In 2011 let's hope for:

1. Some good people to run for mayor — and no one who has a husband, wife, son, daughter-in-law, brother or distant cousins who want or expect city jobs or board appointments because they are so overly qualified.

2. No more blatant conflicts of interest at any level of local government. If it doesn't pass the smell test, hello — that means it stinks.

3. More businesses to open in the empty storefronts on the downtown square.

4. More tourists.

5. Fewer drunks, wife-beaters, child molesters and drug dealers on the jail log each week.

6. More people walking on the River Walk.

7. Fewer people walking on the dangerous Texas Drive hill.

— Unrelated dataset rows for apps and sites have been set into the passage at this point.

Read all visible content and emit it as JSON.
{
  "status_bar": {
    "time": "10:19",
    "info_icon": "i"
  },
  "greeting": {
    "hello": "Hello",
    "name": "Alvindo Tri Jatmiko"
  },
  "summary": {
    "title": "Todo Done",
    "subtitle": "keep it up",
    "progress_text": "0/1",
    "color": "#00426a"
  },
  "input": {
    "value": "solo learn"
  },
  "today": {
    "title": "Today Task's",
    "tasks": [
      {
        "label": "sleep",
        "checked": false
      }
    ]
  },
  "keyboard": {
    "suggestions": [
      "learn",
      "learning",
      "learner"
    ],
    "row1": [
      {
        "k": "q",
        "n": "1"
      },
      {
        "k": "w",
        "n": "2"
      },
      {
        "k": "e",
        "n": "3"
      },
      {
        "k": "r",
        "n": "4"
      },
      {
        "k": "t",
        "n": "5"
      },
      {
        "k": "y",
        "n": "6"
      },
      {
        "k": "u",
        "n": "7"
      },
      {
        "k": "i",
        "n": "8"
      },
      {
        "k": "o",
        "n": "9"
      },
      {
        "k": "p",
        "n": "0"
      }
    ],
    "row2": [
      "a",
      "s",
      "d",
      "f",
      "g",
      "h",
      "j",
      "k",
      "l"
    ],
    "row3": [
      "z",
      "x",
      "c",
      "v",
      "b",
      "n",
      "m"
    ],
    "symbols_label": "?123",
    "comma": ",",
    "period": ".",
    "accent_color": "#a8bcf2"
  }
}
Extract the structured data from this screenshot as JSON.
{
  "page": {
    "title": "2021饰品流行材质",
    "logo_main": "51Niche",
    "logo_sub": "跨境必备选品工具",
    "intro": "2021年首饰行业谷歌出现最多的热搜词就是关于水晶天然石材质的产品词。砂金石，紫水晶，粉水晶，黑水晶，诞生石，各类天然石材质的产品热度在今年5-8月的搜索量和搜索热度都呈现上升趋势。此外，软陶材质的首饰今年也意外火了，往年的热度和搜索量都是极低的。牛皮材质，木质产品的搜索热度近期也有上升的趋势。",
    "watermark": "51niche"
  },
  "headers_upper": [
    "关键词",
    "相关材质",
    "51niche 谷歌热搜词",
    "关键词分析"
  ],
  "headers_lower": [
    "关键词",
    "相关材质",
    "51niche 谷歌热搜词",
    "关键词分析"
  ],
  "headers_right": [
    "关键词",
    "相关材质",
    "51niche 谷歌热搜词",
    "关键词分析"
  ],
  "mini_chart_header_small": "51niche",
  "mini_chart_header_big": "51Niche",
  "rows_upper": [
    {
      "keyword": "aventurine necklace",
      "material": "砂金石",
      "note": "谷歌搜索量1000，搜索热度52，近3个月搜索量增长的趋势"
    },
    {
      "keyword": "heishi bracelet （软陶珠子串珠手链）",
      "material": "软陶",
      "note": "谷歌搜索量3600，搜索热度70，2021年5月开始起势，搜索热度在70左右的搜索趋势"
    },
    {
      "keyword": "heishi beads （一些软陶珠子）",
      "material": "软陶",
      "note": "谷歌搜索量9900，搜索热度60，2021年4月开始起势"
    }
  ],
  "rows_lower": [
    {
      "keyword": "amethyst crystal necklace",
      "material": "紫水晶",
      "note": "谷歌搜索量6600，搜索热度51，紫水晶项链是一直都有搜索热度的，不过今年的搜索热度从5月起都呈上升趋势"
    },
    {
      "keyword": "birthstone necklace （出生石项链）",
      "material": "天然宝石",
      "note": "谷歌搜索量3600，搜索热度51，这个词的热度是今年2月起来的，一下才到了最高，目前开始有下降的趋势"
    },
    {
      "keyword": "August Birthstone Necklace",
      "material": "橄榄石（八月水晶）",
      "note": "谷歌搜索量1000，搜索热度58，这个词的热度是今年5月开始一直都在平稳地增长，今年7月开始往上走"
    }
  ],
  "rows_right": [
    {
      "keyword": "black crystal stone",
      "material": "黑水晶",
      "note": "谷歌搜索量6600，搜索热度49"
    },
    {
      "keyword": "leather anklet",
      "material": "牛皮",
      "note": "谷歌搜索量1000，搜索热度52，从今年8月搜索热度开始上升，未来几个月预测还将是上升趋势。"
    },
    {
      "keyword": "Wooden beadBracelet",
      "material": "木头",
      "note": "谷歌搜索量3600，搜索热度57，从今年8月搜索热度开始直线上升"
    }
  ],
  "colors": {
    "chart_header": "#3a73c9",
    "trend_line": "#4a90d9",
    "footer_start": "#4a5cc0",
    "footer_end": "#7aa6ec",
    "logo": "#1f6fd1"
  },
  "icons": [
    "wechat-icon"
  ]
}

8. Forward momentum for Oakdale Park — and that no one gets electrocuted before the city fixes the utilities there.

9. No more lunches at Hooters or elsewhere on the city tab, regardless of what a great job somebody does and what great wings they have. If you want a reward for working hard, get a barbecue sandwich or a burger like the rest of us.

10. Diligent background checks performed on all city, county, school district and other government employees. That way there will be no surprises later on.

11. No more front-page stories that have to use graphic language to convey the criminal backgrounds of government employees. We really don't want to sell newspapers that way, but sometimes it's necessary. The truth is shocking sometimes and sugar-coating it doesn't help.

12. More turnout in local elections. If you don't vote, it's hard to complain when elected officials don't behave the way you want them to.

13. More participation in serving on city boards and commissions. The same people keep turning up. And there are some great folks, but it's time for other people to step up to the plate and relieve the pitcher.

14. More civility. People should be able to disagree without demonizing each other, especially when it comes to politics.

And now for the resolutions:

15. I resolve to triple- and quadruple-check the spellings of names and to get them right. Okay, Brent Ferren, Chris Hunter and other people whose names I've mangled?

16. To do a better job of covering Glen Rose ISD and Walnut Springs ISD. Students are our future and what happens to them every day is important.

17. To always deal in a straightforward manner with people. My office is always open to anyone who wants to come in and talk to me. Or call me at 897-2282 if you have a story idea or a concern.

18. To bring the Reporter in line with other media with better online coverage and, yes, audio and video. I got a Flip video camera and I'm ready to play with it. So smile!

19. To clone myself so I can be everywhere at once.

20. To never forget who I work for — you, our readers.